Why would I need an agent in CBA?
June 9, 2013 | Written by Chip MacGregor
In light of the last couple posts, some wrote this: “For the uneducated among us, what exactly does a literary agent do in CBA, and why is one even necessary in Christian publishing?”
A good literary agent will help an author focus an idea, respond to the writing, perhaps offer thoughts to give shape to the manuscript, assist in the creation of a strong proposal, know who will be interested in the project, have the relationships to get it in front of publishing decision-makers, solicit offers, walk the author through the decision-making process, negotiate the deal, and ensure contract compliance. Depending on the relationship the author and agent have, the literary agent may very well serve as encourager, timekeeper, counselor, career guidance officer, and sounding board to the author. Or the agent may serve as a business manager, helping the author map out the details of making a life in the arts.

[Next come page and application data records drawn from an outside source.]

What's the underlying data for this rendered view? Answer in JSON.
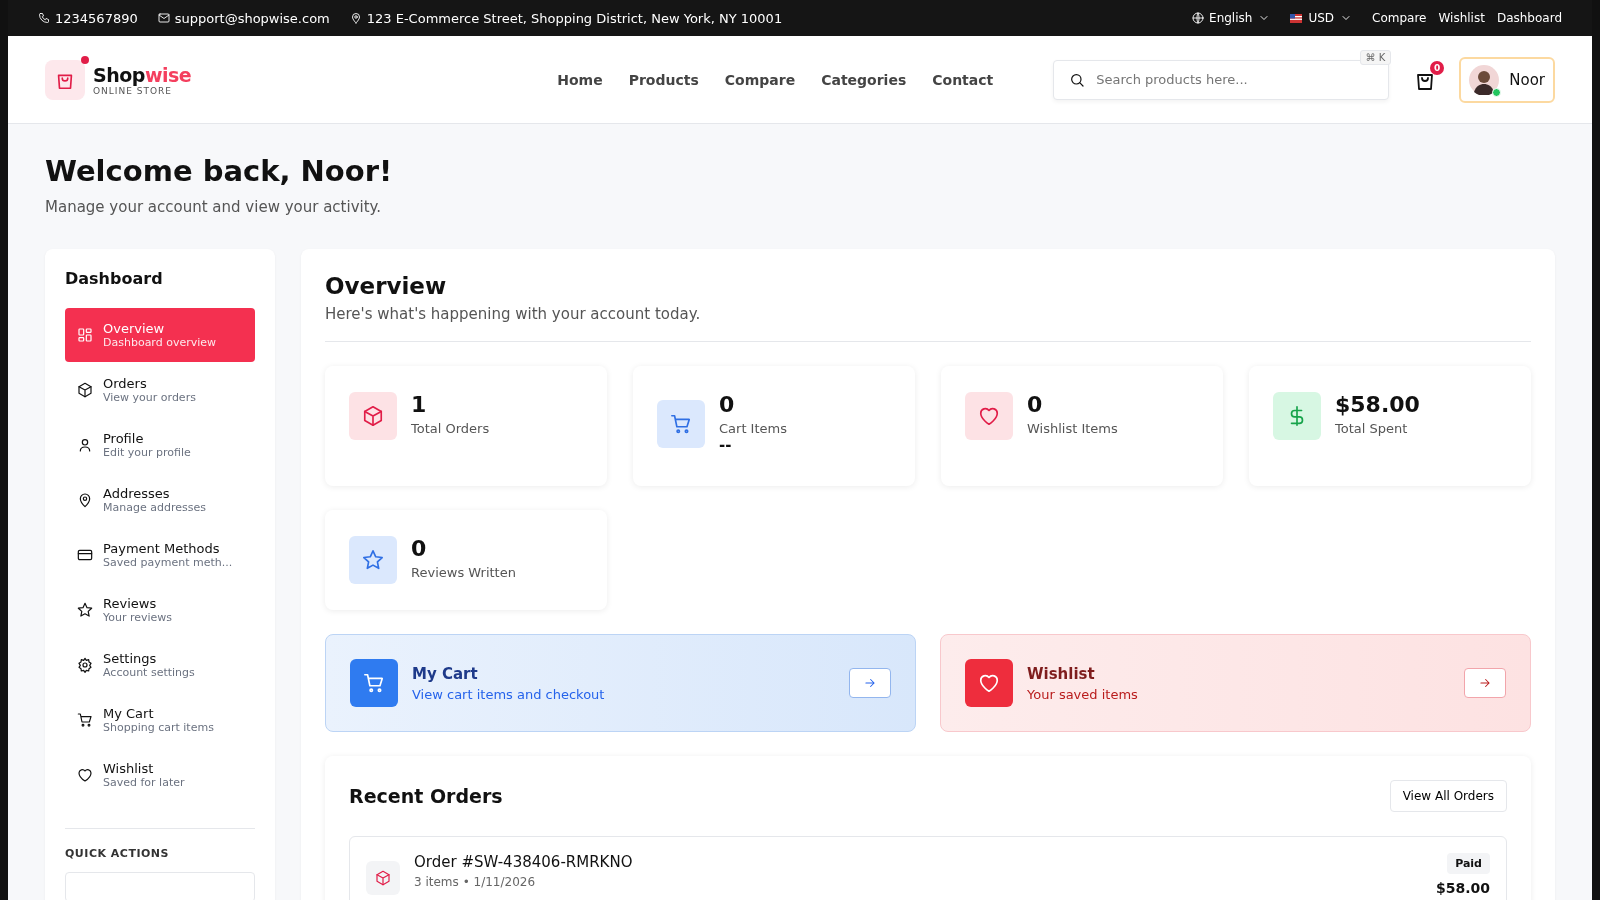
{
  "top_bar": {
    "phone": "1234567890",
    "email": "support@shopwise.com",
    "address": "123 E-Commerce Street, Shopping District, New York, NY 10001",
    "language": "English",
    "currency": "USD",
    "links": [
      "Compare",
      "Wishlist",
      "Dashboard"
    ]
  },
  "header": {
    "logo": {
      "name": "Shop",
      "name_accent": "wise",
      "tagline": "ONLINE STORE"
    },
    "nav": [
      "Home",
      "Products",
      "Compare",
      "Categories",
      "Contact"
    ],
    "search": {
      "placeholder": "Search products here...",
      "shortcut": "⌘ K"
    },
    "cart_count": "0",
    "user": {
      "name": "Noor",
      "online": true
    }
  },
  "page": {
    "title": "Welcome back, Noor!",
    "subtitle": "Manage your account and view your activity."
  },
  "sidebar": {
    "title": "Dashboard",
    "items": [
      {
        "kind": "overview",
        "label": "Overview",
        "sub": "Dashboard overview",
        "selected": true
      },
      {
        "kind": "orders",
        "label": "Orders",
        "sub": "View your orders",
        "selected": false
      },
      {
        "kind": "profile",
        "label": "Profile",
        "sub": "Edit your profile",
        "selected": false
      },
      {
        "kind": "addresses",
        "label": "Addresses",
        "sub": "Manage addresses",
        "selected": false
      },
      {
        "kind": "payment",
        "label": "Payment Methods",
        "sub": "Saved payment meth...",
        "selected": false
      },
      {
        "kind": "reviews",
        "label": "Reviews",
        "sub": "Your reviews",
        "selected": false
      },
      {
        "kind": "settings",
        "label": "Settings",
        "sub": "Account settings",
        "selected": false
      },
      {
        "kind": "cart",
        "label": "My Cart",
        "sub": "Shopping cart items",
        "selected": false
      },
      {
        "kind": "wishlist",
        "label": "Wishlist",
        "sub": "Saved for later",
        "selected": false
      }
    ],
    "quick_actions_title": "QUICK ACTIONS"
  },
  "overview": {
    "title": "Overview",
    "subtitle": "Here's what's happening with your account today.",
    "stats": [
      {
        "kind": "orders",
        "value": "1",
        "label": "Total Orders"
      },
      {
        "kind": "cart",
        "value": "0",
        "label": "Cart Items",
        "note": "--"
      },
      {
        "kind": "wishlist",
        "value": "0",
        "label": "Wishlist Items"
      },
      {
        "kind": "spent",
        "value": "$58.00",
        "label": "Total Spent"
      },
      {
        "kind": "reviews",
        "value": "0",
        "label": "Reviews Written"
      }
    ],
    "quick_links": [
      {
        "kind": "cart",
        "title": "My Cart",
        "sub": "View cart items and checkout"
      },
      {
        "kind": "wishlist",
        "title": "Wishlist",
        "sub": "Your saved items"
      }
    ],
    "recent_orders": {
      "title": "Recent Orders",
      "button": "View All Orders",
      "orders": [
        {
          "number": "Order #SW-438406-RMRKNO",
          "meta": "3 items • 1/11/2026",
          "status": "Paid",
          "total": "$58.00"
        }
      ]
    }
  }
}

Why is an agent necessary? Because most authors don’t necessarily know how to do all of those things, and need a specialist to assist them. And because a good agent brings access through his or her relationships in the industry. AND because publishers long ago realized the value of agents, and generally won’t look at unsolicited manuscripts, but ask that all proposals come through a legitimate agent. Think about selling your home — you can do it on your own (my wife and I have sold houses “by owner”), but it ain’t easy. You’ve got to educate yourself in order to make sure it’s all legal and that the deal is done appropriately and fairly. And if you own an expensive home, it’s awfully tough to sell it yourself — buyers want the professionalism that comes from having the assistance of a good realtor overseeing the sale. Similarly, when you sign a book contract, you’re agreeing to a series of legal clauses that will govern your book for as long as it’s in print. Having somebody help you through the process is always nice, and often necessary. Having someone assist you with the long-term view of a writing career is usually deemed important by most career authors.

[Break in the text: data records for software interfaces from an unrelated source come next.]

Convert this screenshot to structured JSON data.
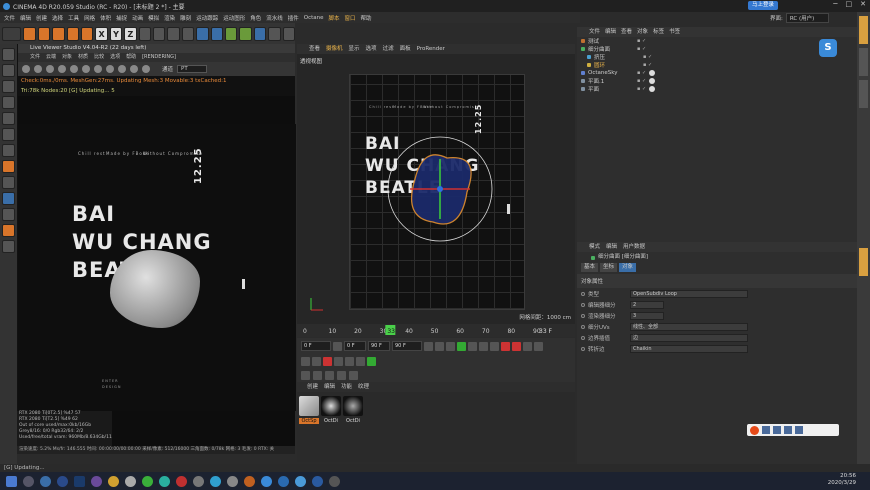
{
  "window_title": "CINEMA 4D R20.059 Studio (RC - R20) - [未标题 2 *] - 主要",
  "login_button": "马上登录",
  "layout_label": "界面:",
  "layout_value": "RC (用户)",
  "menu": [
    "文件",
    "编辑",
    "创建",
    "选择",
    "工具",
    "网格",
    "体积",
    "捕捉",
    "动画",
    "模拟",
    "渲染",
    "雕刻",
    "运动跟踪",
    "运动图形",
    "角色",
    "流水线",
    "插件",
    "Octane",
    "脚本",
    "窗口",
    "帮助"
  ],
  "toolbar_labels": {
    "x": "X",
    "y": "Y",
    "z": "Z"
  },
  "live_viewer": {
    "title": "Live Viewer Studio V4.04-R2 (22 days left)",
    "menu": [
      "文件",
      "云端",
      "对象",
      "材质",
      "比较",
      "选项",
      "帮助",
      "[RENDERING]"
    ],
    "channel_label": "通道",
    "channel_value": "PT",
    "status_line1": "Check:0ms./0ms. MeshGen:27ms. Updating Mesh:3 Movable:3 txCached:1",
    "status_line2": "Tri:78k Nodes:20 [G] Updating...  5",
    "gpu": [
      "RTX 2080 Ti[0T2.5]   %47   57",
      "RTX 2080 Ti[T2.5]    %49   62",
      "Out of core used/max:0kb/16Gb",
      "Grey8/16: 0/0      Rgb32/64: 2/2",
      "Used/free/total vram: 960Mb/8.634Gb/11"
    ],
    "bottom": "渲染速度: 5.2%   Ms/fr: 146.555   时间: 00:00:00/00:00:00   采样/像素: 512/16000   三角面数: 0/78k   网格: 3   毛发: 0   RTX: 关"
  },
  "poster": {
    "line1": "BAI",
    "line2": "WU CHANG",
    "line3": "BEATLE",
    "date": "12.25",
    "small1": "Chill rest",
    "small2": "Made by FBone",
    "small3": "Without Compromise",
    "tags": [
      "ENTER",
      "DESIGN"
    ]
  },
  "viewport": {
    "tabs": [
      "查看",
      "摄像机",
      "显示",
      "选项",
      "过滤",
      "面板",
      "ProRender"
    ],
    "label": "透视视图",
    "grid_info": "网格间距：1000 cm"
  },
  "timeline": {
    "ticks": [
      "0",
      "10",
      "20",
      "30",
      "33",
      "40",
      "50",
      "60",
      "70",
      "80",
      "90"
    ],
    "current": "33 F"
  },
  "controls": {
    "start": "0 F",
    "end": "90 F",
    "start2": "0 F",
    "end2": "90 F"
  },
  "materials": {
    "tabs": [
      "创建",
      "编辑",
      "功能",
      "纹理"
    ],
    "items": [
      "OctSp",
      "OctDi",
      "OctDi"
    ]
  },
  "objects": {
    "tabs": [
      "文件",
      "编辑",
      "查看",
      "对象",
      "标签",
      "书签"
    ],
    "rows": [
      {
        "name": "测试",
        "color": "#c07030"
      },
      {
        "name": "细分曲面",
        "color": "#4ab060"
      },
      {
        "name": "挤压",
        "color": "#4aa0d0"
      },
      {
        "name": "圆环",
        "color": "#d0b040"
      },
      {
        "name": "OctaneSky",
        "color": "#6080d0"
      },
      {
        "name": "平面.1",
        "color": "#8090a0"
      },
      {
        "name": "平面",
        "color": "#8090a0"
      }
    ]
  },
  "attributes": {
    "tabs": [
      "模式",
      "编辑",
      "用户数据"
    ],
    "object_title": "细分曲面 [细分曲面]",
    "subtabs": [
      "基本",
      "坐标",
      "对象"
    ],
    "section": "对象属性",
    "rows": [
      {
        "label": "类型",
        "value": "OpenSubdiv Loop"
      },
      {
        "label": "编辑器细分",
        "value": "2"
      },
      {
        "label": "渲染器细分",
        "value": "3"
      },
      {
        "label": "细分UVs",
        "value": "线性、全部"
      },
      {
        "label": "边界插值",
        "value": "边"
      },
      {
        "label": "转折边",
        "value": "Chaikin"
      }
    ]
  },
  "status_text": "[G] Updating...",
  "clock": {
    "time": "20:56",
    "date": "2020/3/29"
  }
}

I realize there’s an argument that “if we’re all nice Christians, we shouldn’t need an agent, but I haven’t found that to be true. Take a look at the guys who created the novel THE SHACK, then pushed it onto the bestseller lists. I know the authors made a big deal about three participants not having an agent, that they did the whole deal on a handshake, that they trusted each other and were all Christians and they didn’t need anyone digging into their business and taking a percentage. Sounded great… until the book went nuts, the authors were looking at splitting a huge pile of money, and they all started suing one another. It got ugly, the whole partnership dissolved, and I notice nobody is now talking about how brilliant they all were to just shake hands and be buddies. The fact is, a good agent would have had things in place, in writing, to cover things like author credit and royalty splits.
So now I can finally get to the person who wrote to ask, “How can you have a ‘Christian’ agency and still work in the general market?”

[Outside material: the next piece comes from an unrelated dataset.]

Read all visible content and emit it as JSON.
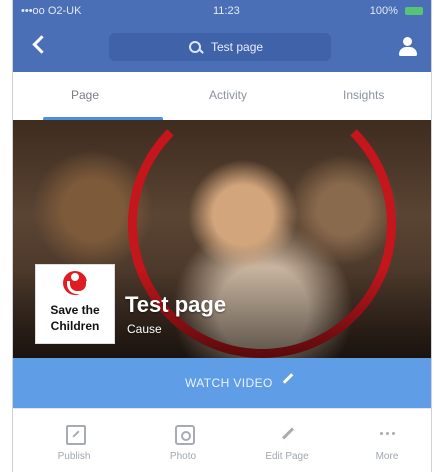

My faith doesn’t stop me from doing my job. I know plenty of good people who are agents and authors and editors, and who work in the general market. None of us find it incongruent to have faith and also work in the general market. (On the other hand, I think it’s very difficult for a non-religious agent to work with CBA publishers. They don’t have the contacts, they can’t speak the language, and the Christian publishers simply don’t trust them.) So I routinely get people asking, “Do you only work with religious books?” After answering the question a thousand times, I’m used to it. The answer? No. I work with religious books as well as books that have no religion in them. I’m a person of faith, I’m open about that, and that infuses the books I like best. It helps shape some of the choices I make with books, but it does NOT keep me from representing a book just because the characters aren’t all shiny, or the language is bad, or the climax doesn’t end with a salvation prayer. My faith is endemic to who I am, and it certainly influences who I represent and which books I shop. (For example, I don’t do porn, even though there’s money in it, because I believe, ultimately, porn is destructive and evil.) But I don’t believe everyone I represent has to have the same faith I do, or share every point of doctrine with me. Nor do I believe all the books I represent have to have a faith element, nor that they all need to be set in a Christian world and populated with Christian characters. (This is what sometimes gets me into trouble with evangelicals. Too many believe we can’t just share the faith — we need to share the EXACT faith, and not be “incorrect” in any doctrinal points, or they’ll question if that individual is really part of their exclusive club. It’s the thing that drives me crazy about the hard-right evangelical world, quite frankly.) The fact is, I believe in the value of words, and my faith is broad enough to allow others to differ with me. Working in the general market isn’t a capitulation or compromise, at least for me. I hope that helps.